Task to carry out:
The word "have" marks the lines to copy; find all of them in the entries below.

Records for this task:
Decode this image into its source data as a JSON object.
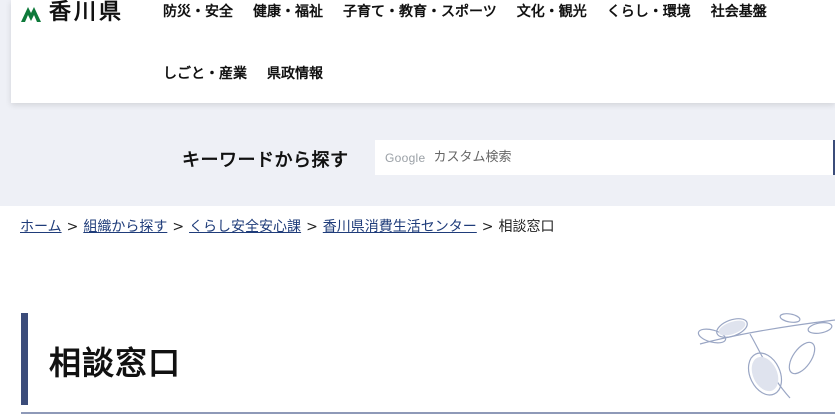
{
  "site": {
    "name": "香川県",
    "brand_color": "#0e7a3a",
    "accent_color": "#3b4c7a"
  },
  "nav": {
    "row1": [
      "防災・安全",
      "健康・福祉",
      "子育て・教育・スポーツ",
      "文化・観光",
      "くらし・環境",
      "社会基盤"
    ],
    "row2": [
      "しごと・産業",
      "県政情報"
    ]
  },
  "search": {
    "label": "キーワードから探す",
    "provider": "Google",
    "placeholder": "カスタム検索"
  },
  "breadcrumb": {
    "items": [
      "ホーム",
      "組織から探す",
      "くらし安全安心課",
      "香川県消費生活センター"
    ],
    "current": "相談窓口",
    "separator": ">"
  },
  "page": {
    "title": "相談窓口"
  }
}
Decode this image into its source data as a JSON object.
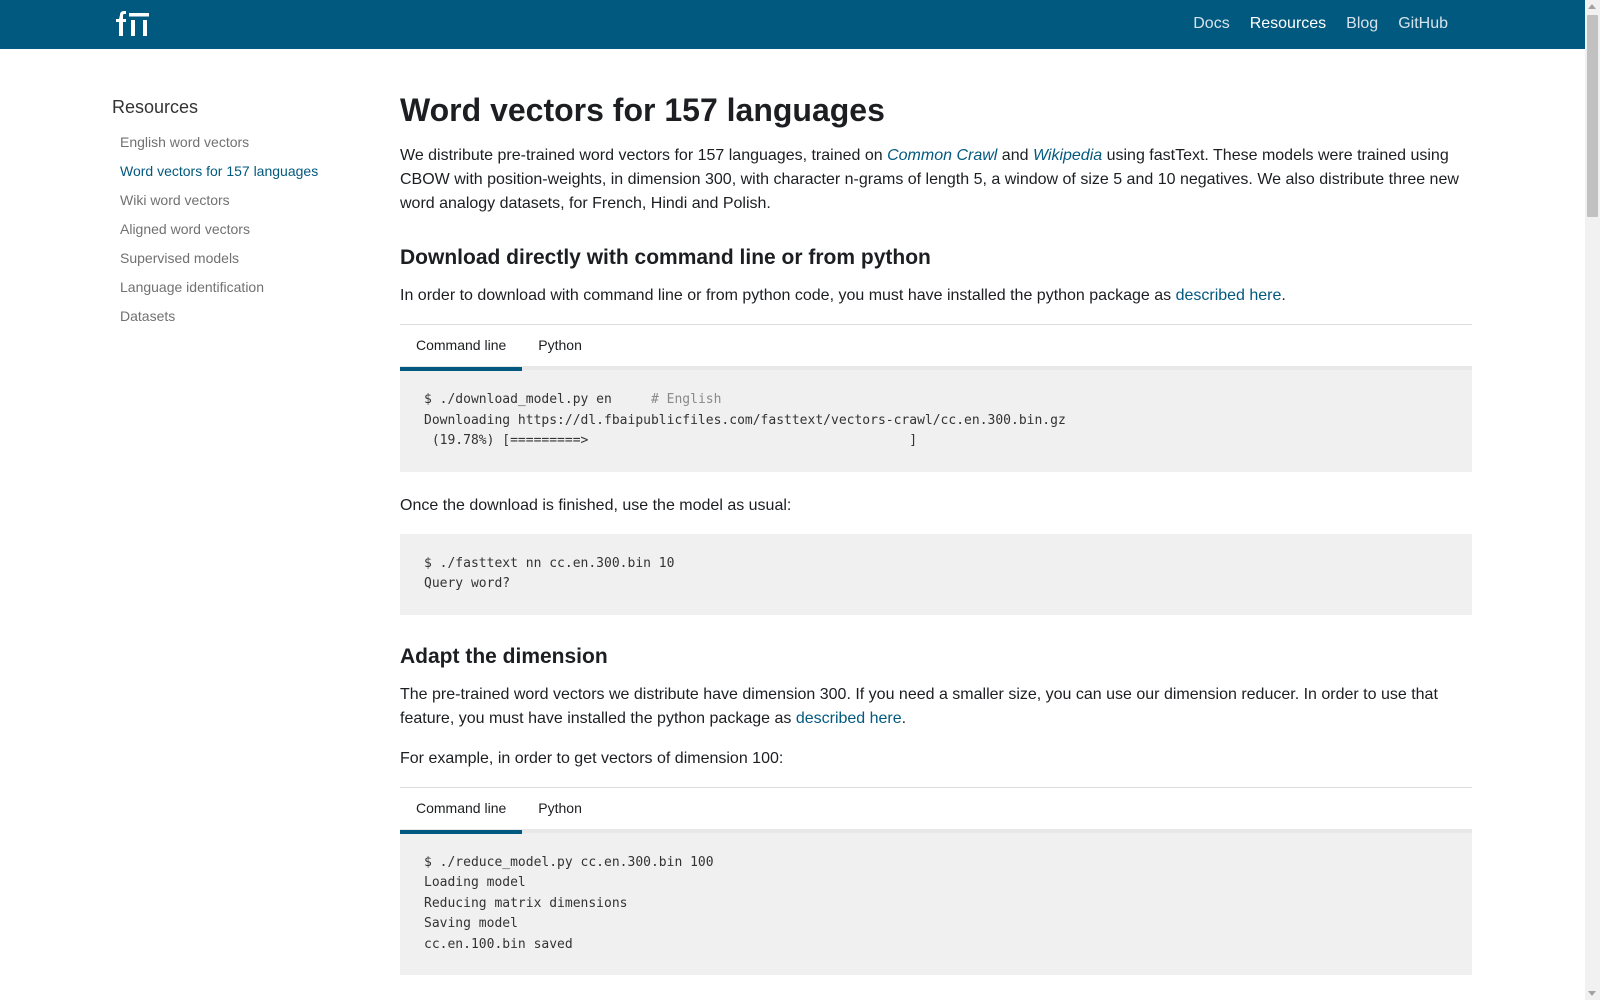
{
  "header": {
    "logo_icon": "fasttext-logo-icon",
    "nav": [
      "Docs",
      "Resources",
      "Blog",
      "GitHub"
    ],
    "active_nav": "Resources",
    "colors": {
      "bar": "#02597f",
      "nav_text": "#d5e3ec",
      "active": "#ffffff"
    }
  },
  "sidebar": {
    "title": "Resources",
    "items": [
      {
        "label": "English word vectors"
      },
      {
        "label": "Word vectors for 157 languages",
        "active": true
      },
      {
        "label": "Wiki word vectors"
      },
      {
        "label": "Aligned word vectors"
      },
      {
        "label": "Supervised models"
      },
      {
        "label": "Language identification"
      },
      {
        "label": "Datasets"
      }
    ]
  },
  "main": {
    "title": "Word vectors for 157 languages",
    "intro": {
      "part1": "We distribute pre-trained word vectors for 157 languages, trained on ",
      "link1": "Common Crawl",
      "part2": " and ",
      "link2": "Wikipedia",
      "part3": " using fastText. These models were trained using CBOW with position-weights, in dimension 300, with character n-grams of length 5, a window of size 5 and 10 negatives. We also distribute three new word analogy datasets, for French, Hindi and Polish."
    },
    "section1": {
      "heading": "Download directly with command line or from python",
      "text_before": "In order to download with command line or from python code, you must have installed the python package as ",
      "link": "described here",
      "text_after": ".",
      "tabs": [
        "Command line",
        "Python"
      ],
      "code_prefix": "$ ./download_model.py en     ",
      "code_comment": "# English",
      "code_rest": "\nDownloading https://dl.fbaipublicfiles.com/fasttext/vectors-crawl/cc.en.300.bin.gz\n (19.78%) [=========>                                         ]",
      "after_text": "Once the download is finished, use the model as usual:",
      "code2": "$ ./fasttext nn cc.en.300.bin 10\nQuery word?"
    },
    "section2": {
      "heading": "Adapt the dimension",
      "text_before": "The pre-trained word vectors we distribute have dimension 300. If you need a smaller size, you can use our dimension reducer. In order to use that feature, you must have installed the python package as ",
      "link": "described here",
      "text_after": ".",
      "example_text": "For example, in order to get vectors of dimension 100:",
      "tabs": [
        "Command line",
        "Python"
      ],
      "code": "$ ./reduce_model.py cc.en.300.bin 100\nLoading model\nReducing matrix dimensions\nSaving model\ncc.en.100.bin saved"
    }
  }
}
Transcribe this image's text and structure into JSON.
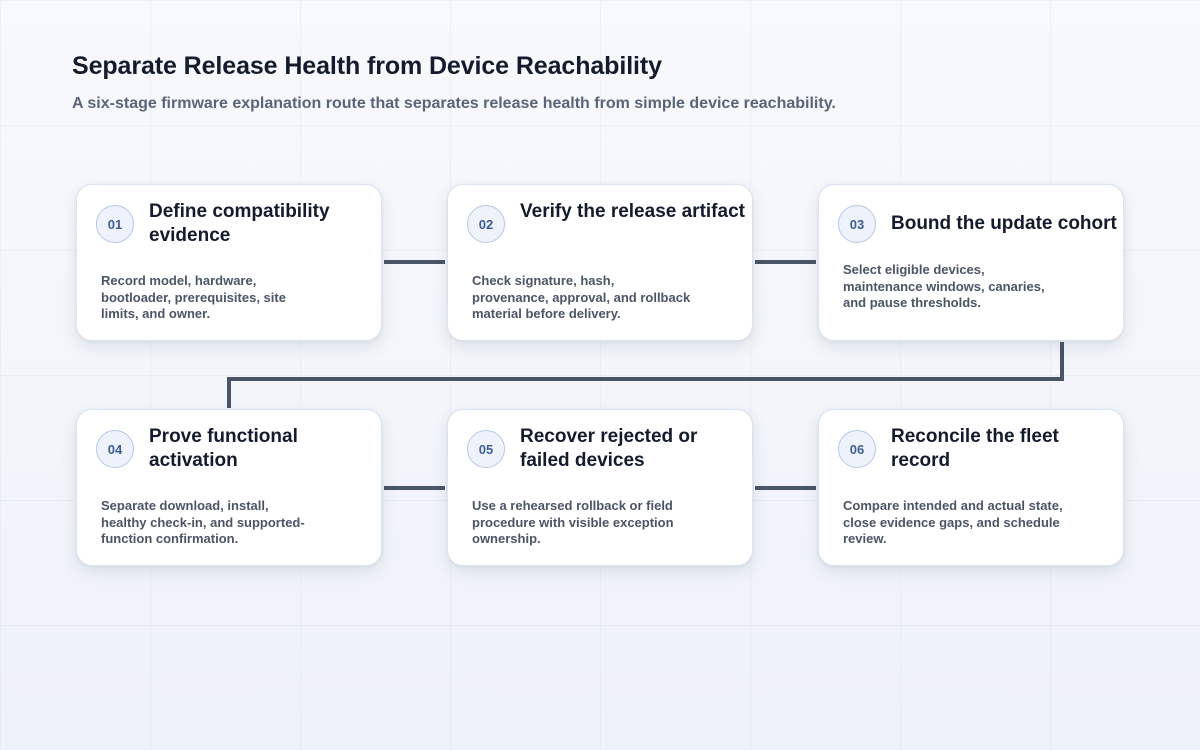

Finished exercise:
      "text_before": "In order to download with command line or from python code, you must have installed the python package as ",
      "text_before": "The pre-trained word vectors we distribute have dimension 300. If you need a smaller size, you can use our dimension reducer. In order to use that feature, you must have installed the python package as ",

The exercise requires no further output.